Service charge for leaseholders probed by OFT
The sometimes fraught relationship between leaseholders and their freeholders is going to be investigated by the Office of Fair Trading (OFT).
The enquiry will look at the way freeholders charge for the management and maintenance of leasehold homes in England and Wales.
The OFT will look at the behaviour of council and housing association freeholders as well as private ones.
The enquiry will report by the end of 2014.
The OFT estimates that there are about five million people in England and Wales living in flats they own as leaseholders.
That is where the flat is owned by someone with a lease, but the ownership of the building, whether a block of flats or a converted house, is in the hands of a separate freeholder.
The leaseholders typically pay an annual service charge to their freeholder for the upkeep of the building.
It has long been claimed that some freeholders, or the managing agents they employ, overcharge for the cost of cleaning, maintenance or repair.
Rogue freeholders are frequently accused of:
- deliberately overcharging their leaseholders for the cost of maintaining their buildings, including overcharging for buildings' insurance
- demanding payment for work that is done badly, or even not at all
- colluding with the maintenance firms they employ, in which they may also have a financial stake, to inflate the real cost of the service charges that are levied on their leaseholders
"Service charges for the maintenance of a building can be substantial and we want to make sure that leaseholders are getting a fair deal," said Rachel Merelie of the OFT.
"We are concerned that management agents and freeholders may not be incentivised to keep maintenance costs down and that leaseholders may not receive value for money," she added.

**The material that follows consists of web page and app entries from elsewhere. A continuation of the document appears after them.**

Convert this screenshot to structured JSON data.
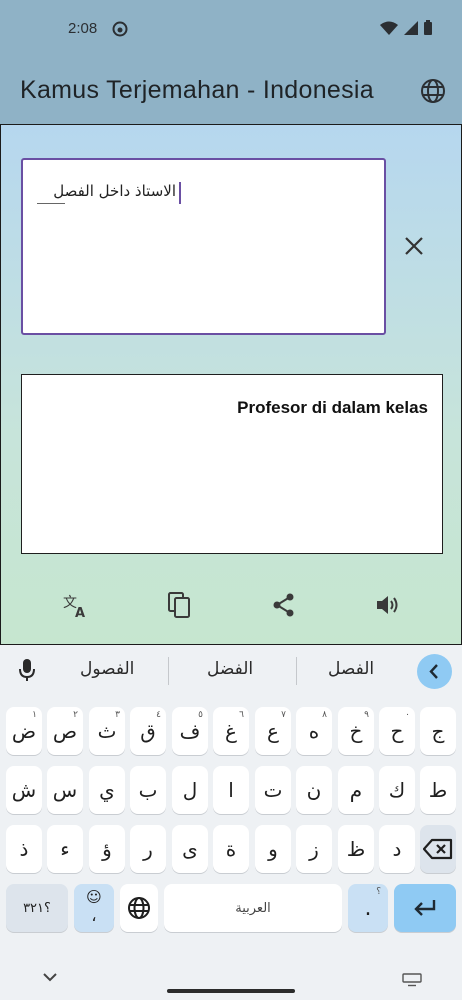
{
  "status": {
    "time": "2:08"
  },
  "appbar": {
    "title": "Kamus Terjemahan - Indonesia"
  },
  "input": {
    "text": "الاستاذ داخل الفصل"
  },
  "output": {
    "text": "Profesor di dalam kelas"
  },
  "keyboard": {
    "suggestions": [
      "الفصول",
      "الفضل",
      "الفصل"
    ],
    "row1": [
      {
        "k": "ض",
        "s": "١"
      },
      {
        "k": "ص",
        "s": "٢"
      },
      {
        "k": "ث",
        "s": "٣"
      },
      {
        "k": "ق",
        "s": "٤"
      },
      {
        "k": "ف",
        "s": "٥"
      },
      {
        "k": "غ",
        "s": "٦"
      },
      {
        "k": "ع",
        "s": "٧"
      },
      {
        "k": "ه",
        "s": "٨"
      },
      {
        "k": "خ",
        "s": "٩"
      },
      {
        "k": "ح",
        "s": "٠"
      },
      {
        "k": "ج",
        "s": ""
      }
    ],
    "row2": [
      "ش",
      "س",
      "ي",
      "ب",
      "ل",
      "ا",
      "ت",
      "ن",
      "م",
      "ك",
      "ط"
    ],
    "row3": [
      "ذ",
      "ء",
      "ؤ",
      "ر",
      "ى",
      "ة",
      "و",
      "ز",
      "ظ",
      "د"
    ],
    "symbols_label": "؟٣٢١",
    "emoji_comma": "،",
    "space_label": "العربية",
    "period_label": ".",
    "period_sup": "؟"
  },
  "colors": {
    "accent": "#6a4fa3",
    "appbar": "#8fb2c6",
    "enter": "#8fcaf3"
  }
}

The OFT said it had received more than 250 responses when it first consulted on having an enquiry. These came from leaseholders, residents' associations, property managers, freeholders, trade associations and action groups.
It was particularly concerned by stories of elderly leaseholders living in retirement flats who were being exploited by their freeholders.
Joe Oldman of the charity Age UK said he was very pleased the OFT was taking action.
"We have dealt with many cases of older people in retirement homes being unhappy with unfair service charges and not being able to untangle them.
"Sometimes they are not told what the charges are before they move into retirement accommodation, or about the exit charges if they leave," he said.